So, what does this mean for Grace Church? In order to leave the path of maintenance for a new mission, they must first embrace the mission of making disciples for Jesus Christ. They may choose to describe that mission in a different way like, “Following Christ and inviting others to do the same” or “Leading Others into a transforming relationship with Jesus Christ.” Whatever words they choose, they must decide to make disciples by going, baptizing and teaching.
But that’s the easy part, easy because the Scriptures are clear and direct. Now Grace Church must seek wisdom and understanding so that they can answer this question: To whom shall we go? Since we are physically unable to make disciples of everyone in our community or region, what group of people shall we target? For Paul it was Gentiles living in communities with synagogues. For Grace, in the early year of its existence, it was children and youth coming to church with their parents. Who will Grace Church target now?
One way to come to a definitive answer to that question is to look at who the Lord has brought into your fellowship during the last several years. What type of people has God been leading into your congregation? Why did they affiliate with your congregation? What can we learn from them?
A second way is to focus on people with whom your congregation already has relationships. Your members already intersect with others where they live, where they work, and where they play. We may choose to encourage and resource our members so they may reach out to those they live with, work with, and play with, prioritizing those who live in close proximity to the church. Then we will ask our members how the church can help them witness to those they live with, work with, and play with.
Another way is to analyze your community through a demographic study and thereby discover a group in your neighborhood with whom you would like to share the Good News. Traditionally, congregations have focused on couples with children, but should that be your target audience? Do you have a college in your community? A retirement home? A military base? An over 55 community? Single adults? Choose one and get to work.
Grace Church opted for the last option. They analyzed their congregation and its community. They discovered that both were aging. They also noticed that the community did not include dedicated services or space for Seniors. In response, they decided to target an oft overlooked group: the over 55 crowd in town. This decision mobilized them for ministry (as I will discuss in the next chapter).

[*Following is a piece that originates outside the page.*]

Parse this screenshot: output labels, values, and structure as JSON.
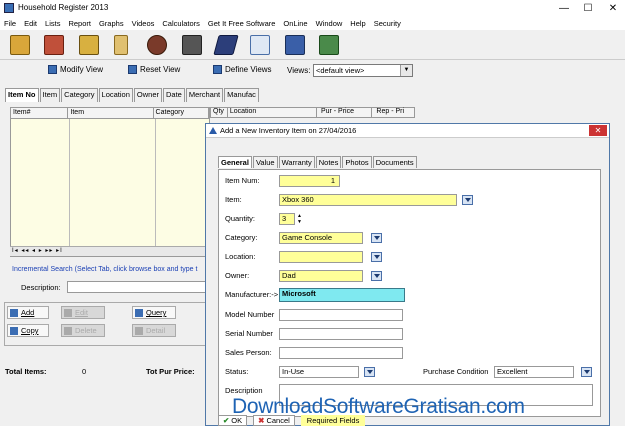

Of course, making that decision led to other conversations about going, baptizing and teaching but they were encouraged by the promise Jesus attached to his Great Commission: “Lo, I am with you always, to the close of the age.” This promise affirmed the one made previously to the apostles in the Upper Room on the night Jesus was betrayed: And I will ask the Father, and he will give you another advocate to help you and be with you forever—the Spirit of truth (John 14:16). These promises strengthened and encouraged the Apostles for the mission before them.
And they do the same for us. Without the Spirit, we will not make one disciple, but with the Spirit we cannot fail to make disciples.
Sam Hamstra, Jr. is the author of several publications including the Pastor Search Team Guidebook (2020) and the forthcoming Questions to Ask BEFORE Searching for Your Next Pastor (2020).